Even if setting up its own department could be costly for Douglas County, elected officials value the autonomy the move would give them over public-health decisions.
In March, after Tri-County Health issued a "shelter in place" order to combat the spread of COVID-19, Republican state lawmakers from Douglas County asked the Board of County Commissioners to cut ties with Tri-County.
"It is our understanding that at least two of you opposed this heavy-handed application of governmental power," the lawmakers wrote. "To those who did oppose the action, thank you for standing for the Constitution and with the majority of your constituents here in Douglas County. We consider it unacceptable that a contracted health agency could somehow ignore the will of a majority of our elected and accountable Douglas County Commissioners."
That rebellion was temporarily quelled when Governor Jared Polis issued a statewide stay-at-home order. But even Polis has not made masks mandatory — though he's certainly recommended them strongly — and when Tri-County's mask mandate came down earlier this month, that was the final straw for Douglas County commissioners.
Ironically, Douglas had recommended to the Tri-County Board of Health that Douglas County be included in the mask mandate only if the Douglas County Board of Commissioners chose to opt in, since Adams and Arapahoe counties had far more COVID-19 cases.
"There is a distinction," Douglas acknowledges.

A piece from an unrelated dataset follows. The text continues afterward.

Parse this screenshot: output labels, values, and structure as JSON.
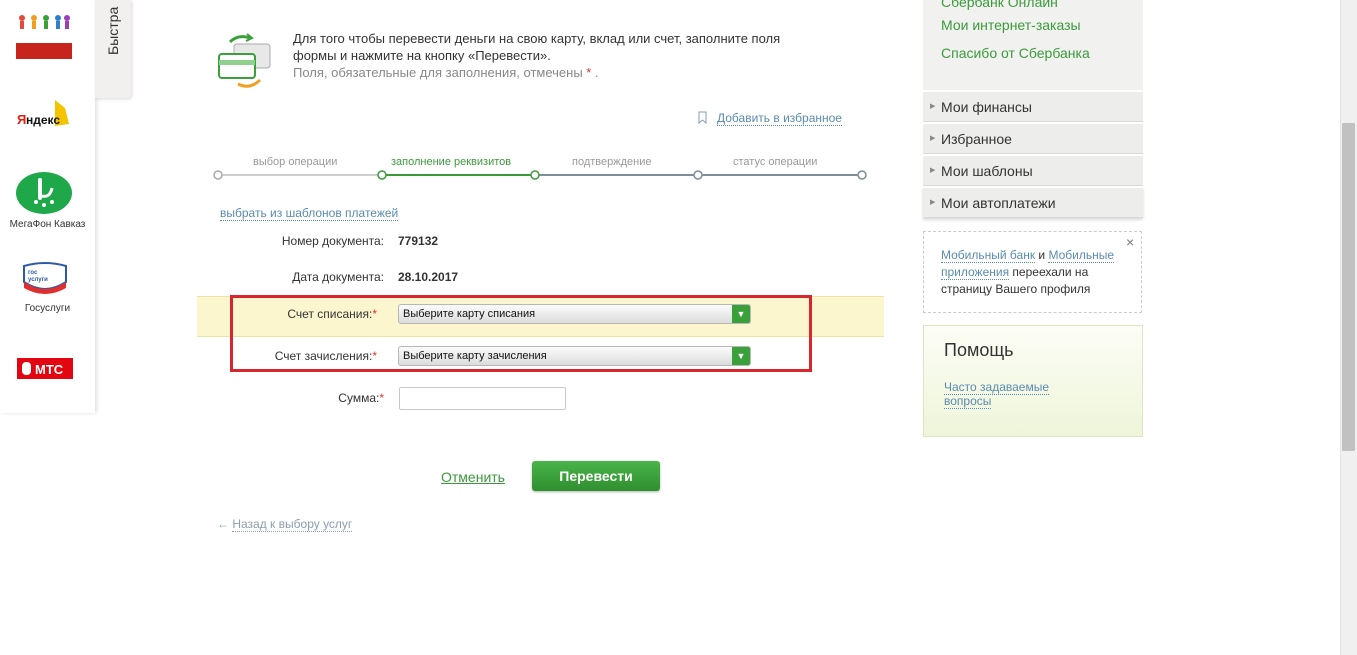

But his recommendation was overridden by the Board of Health, which on July 9 voted 5 to 4 in favor of a mask mandate for all three counties, with unincorporated parts of counties and individual municipalities having the option to opt out.
Instead, all of Douglas County is opting out, in favor of going its own way.
"This [Tri-County] Board of Health has told us, they don’t care what our needs are. So we are going to create the Douglas County Board of Health that is responsive to the needs of our citizens," Thomas told Kaminsky on his radio show. "Our citizens know how to take care of themselves in Douglas County."
And now the Douglas County Board of Commissioners appears set on taking care of those citizens through a new health department.
Not every citizen agrees on this course. Ethan Reed, a seventeen-year-old senior at Legend High School in Parker, recently started an online petition
to get Douglas County to stay with Tri-County Health.
"I just personally believe they aren’t taking this virus seriously and its risks," Reed explains. "I believe their actions are putting our lives and my community in danger."
Tri-County's Douglas is concerned, too. "I was particularly disappointed that they chose to make this decision really without any notice in the middle of a pandemic, the worst public health crisis in any of our living memory," he concludes. "It will clearly take a lot of effort to work out a meaningful transition. And we don’t have a lot of extra bandwidth to work on that right now."
The Douglas County Board of Commissioners will host a virtual town hall at 4:30 p.m. today, July 15, to discuss the decision to withdraw from the Tri-County Health Department. John Douglas, the executive director of the health department, will also participate. Learn more here.